**Goal of the exercise:** From the first line to the last, restate the data exactly, leaving out the images.

[Website and app data records]
========
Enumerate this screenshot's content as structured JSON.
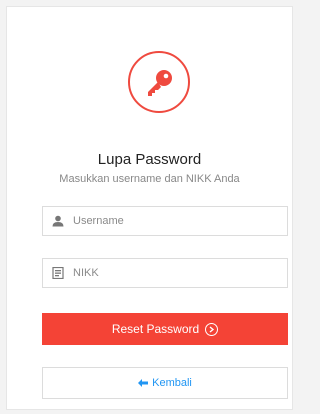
{
  "header": {
    "title": "Lupa Password",
    "subtitle": "Masukkan username dan NIKK Anda",
    "icon": "key-icon"
  },
  "form": {
    "username_placeholder": "Username",
    "nikk_placeholder": "NIKK",
    "reset_label": "Reset Password",
    "back_label": "Kembali"
  },
  "colors": {
    "accent": "#f44336",
    "link": "#2196f3"
  }
}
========
**Worked solution:**
Enumerate this screenshot's content as structured JSON.
{
  "header": {
    "title": "Lupa Password",
    "subtitle": "Masukkan username dan NIKK Anda",
    "icon": "key-icon"
  },
  "form": {
    "username_placeholder": "Username",
    "nikk_placeholder": "NIKK",
    "reset_label": "Reset Password",
    "back_label": "Kembali"
  },
  "colors": {
    "accent": "#f44336",
    "link": "#2196f3"
  }
}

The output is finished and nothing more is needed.